ORA-04030: out of process memory when trying to allocate <number> bytes
Initially, the problem was intermittent then its frequency increased. Soon enough, you could nearly generate the
ORA-0430 error on command by clicking through our primary site half a dozen times. The standard trouble shooting events took place:
- Confirm no database changes since the last known good state
- Check the load and performance statistics on the Oracle RAC nodes
- Check the Oracle log files to see if there was anything obvious going wrong
- Check the resources on the Oracle RAC nodes
After all of those options were worked through, we immediately moved onto the application:
- Confirm no application changes since the last known good state
- Check resources on the web servers
- Check web server log files for anything obvious
There were in fact some application changes, so they were rolled back immediately. Unfortunately, that didn’t restore the site to an error free state.
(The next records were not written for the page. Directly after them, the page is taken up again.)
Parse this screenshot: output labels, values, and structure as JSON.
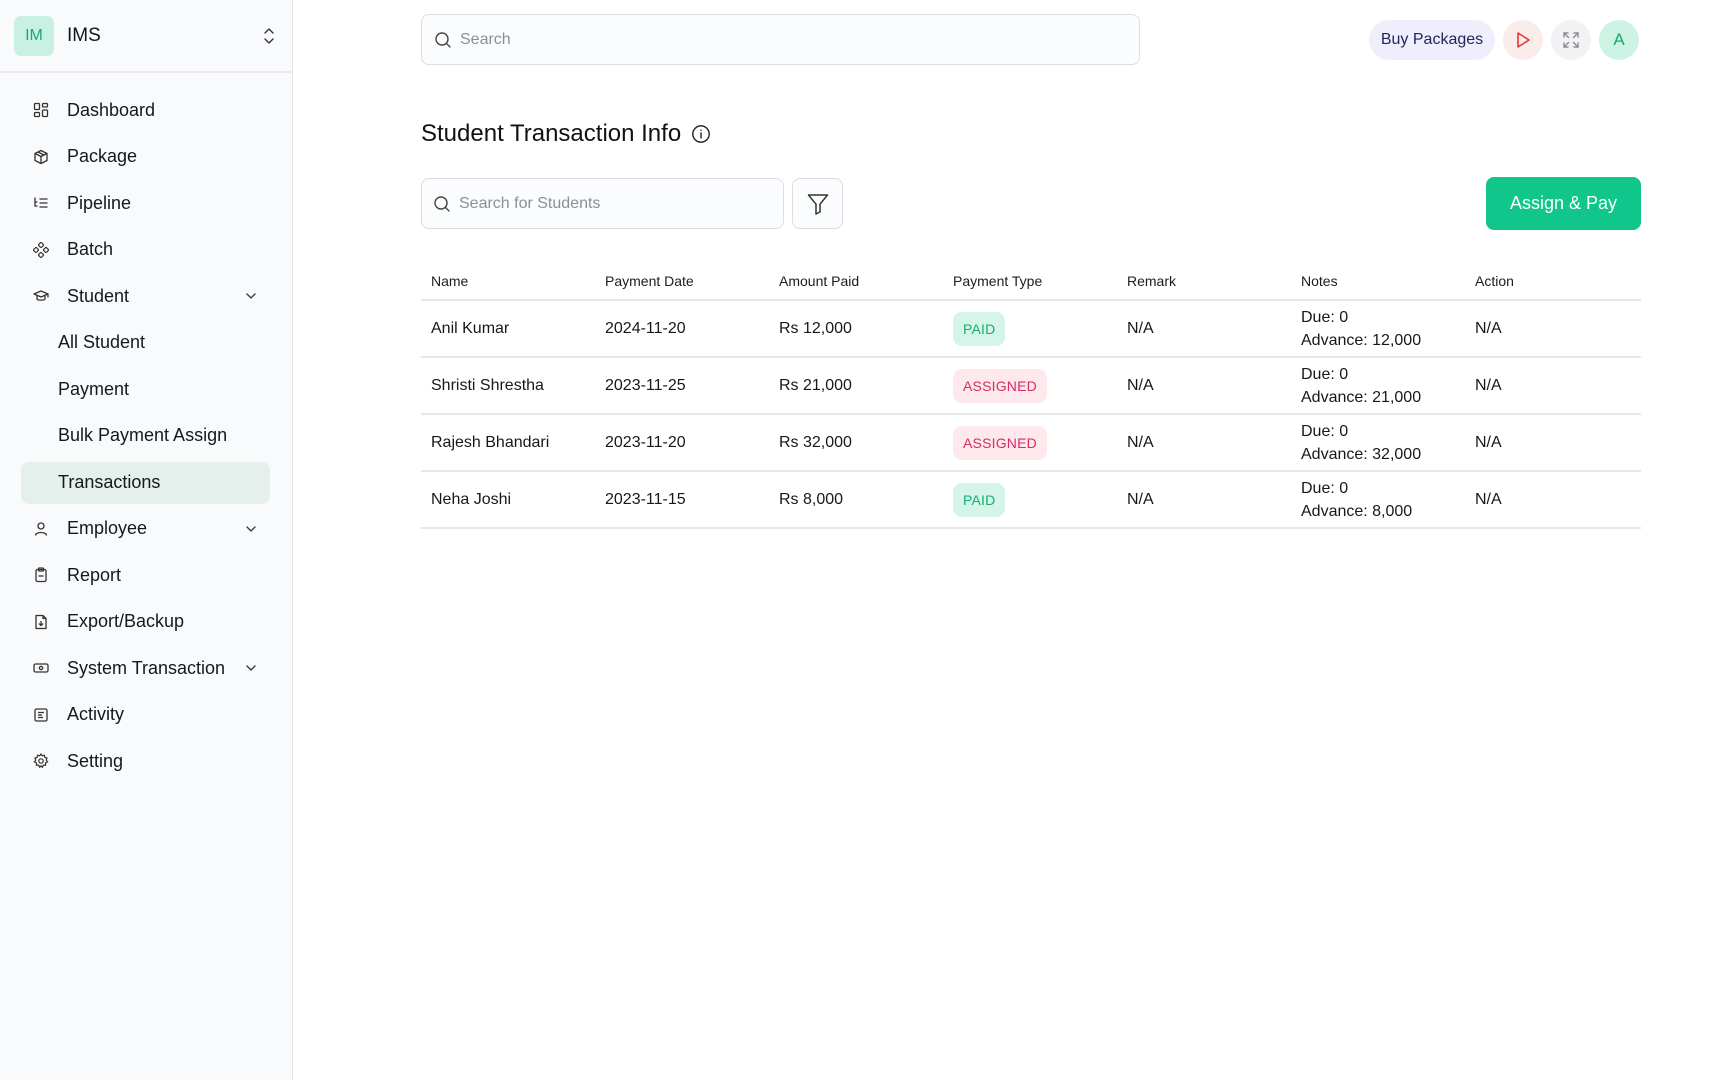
{
  "brand": {
    "logo_text": "IM",
    "name": "IMS"
  },
  "sidebar": {
    "items": [
      {
        "label": "Dashboard",
        "icon": "dashboard-icon"
      },
      {
        "label": "Package",
        "icon": "package-icon"
      },
      {
        "label": "Pipeline",
        "icon": "pipeline-icon"
      },
      {
        "label": "Batch",
        "icon": "batch-icon"
      },
      {
        "label": "Student",
        "icon": "graduation-cap-icon",
        "expanded": true,
        "children": [
          {
            "label": "All Student"
          },
          {
            "label": "Payment"
          },
          {
            "label": "Bulk Payment Assign"
          },
          {
            "label": "Transactions",
            "active": true
          }
        ]
      },
      {
        "label": "Employee",
        "icon": "user-icon",
        "expandable": true
      },
      {
        "label": "Report",
        "icon": "clipboard-icon"
      },
      {
        "label": "Export/Backup",
        "icon": "file-download-icon"
      },
      {
        "label": "System Transaction",
        "icon": "banknote-icon",
        "expandable": true
      },
      {
        "label": "Activity",
        "icon": "activity-log-icon"
      },
      {
        "label": "Setting",
        "icon": "gear-icon"
      }
    ]
  },
  "topbar": {
    "search_placeholder": "Search",
    "buy_packages_label": "Buy Packages",
    "avatar_initial": "A"
  },
  "page": {
    "title": "Student Transaction Info",
    "student_search_placeholder": "Search for Students",
    "assign_pay_label": "Assign & Pay"
  },
  "table": {
    "headers": [
      "Name",
      "Payment Date",
      "Amount Paid",
      "Payment Type",
      "Remark",
      "Notes",
      "Action"
    ],
    "rows": [
      {
        "name": "Anil Kumar",
        "date": "2024-11-20",
        "amount": "Rs 12,000",
        "type": "PAID",
        "remark": "N/A",
        "notes_due": "Due: 0",
        "notes_advance": "Advance: 12,000",
        "action": "N/A"
      },
      {
        "name": "Shristi Shrestha",
        "date": "2023-11-25",
        "amount": "Rs 21,000",
        "type": "ASSIGNED",
        "remark": "N/A",
        "notes_due": "Due: 0",
        "notes_advance": "Advance: 21,000",
        "action": "N/A"
      },
      {
        "name": "Rajesh Bhandari",
        "date": "2023-11-20",
        "amount": "Rs 32,000",
        "type": "ASSIGNED",
        "remark": "N/A",
        "notes_due": "Due: 0",
        "notes_advance": "Advance: 32,000",
        "action": "N/A"
      },
      {
        "name": "Neha Joshi",
        "date": "2023-11-15",
        "amount": "Rs 8,000",
        "type": "PAID",
        "remark": "N/A",
        "notes_due": "Due: 0",
        "notes_advance": "Advance: 8,000",
        "action": "N/A"
      }
    ]
  },
  "colors": {
    "accent": "#11c68a",
    "paid_bg": "#d4f5e8",
    "paid_text": "#17ad78",
    "assigned_bg": "#fde8ec",
    "assigned_text": "#d62a6a",
    "active_nav_bg": "#e5f0ec"
  }
}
The hunting continued to look for anything that might have changed and we continued to draw blanks. At this stage, a support request was logged through the Oracle Metalink to try and resolve the error.
Since the service we were providing was so fundamentally broken, the next thing on the list was to cycle the servers:
- The IIS services were restarted
- The web servers themselves were rebooted
- The Oracle RAC nodes were rebooted
The important thing we didn’t notice or think of immediately is that it could have been just one of the Oracle RAC nodes causing the
ORA-04030 problem. When the nodes were rebooted, they were cycled too close together for us to notice if anything had changed. Shortly there after, the servers were shutdown one node at a time and with continued testing; revealed an individual node was causing the problem.
Now that services were restored (though slightly degraded), time was with us and not against us. It seemed quite reasonable that the problem was related to the physical memory in the server. Since the server uses ECC memory, when the boxes were rebooted if there were any defects in the RAM modules – the POST tests should have highlighted them. Unfortunately, after rebooting the server again; there were no POST error messages alerting us to that fact.
While waiting for the Oracle technical support to come back to us with a possible solution or cause, the physical memory was swapped out for an identical set from another server. To test the server, it was joined back into the cluster to see if the error could be regenerated. Of course, even though the server didn’t report any errors with the memory; replacing it seemed to solve the error. In this instance, nothing the Oracle technical support mentioned gave us any real help and after seemingly having the problem nipped, the ticket was closed.
To put it through its paces as we were convinced that it had to have been a physical memory error (given the apparent solution); the memory was run through a series of grueling memory test utilities for days on end. After days of testing, not a single error was reported – go figure.
The moral of this story is simple:
When troubleshooting a technical problem, confirm or double check that a possible problem really isn’t a problem just because something else suggests that it isn’t.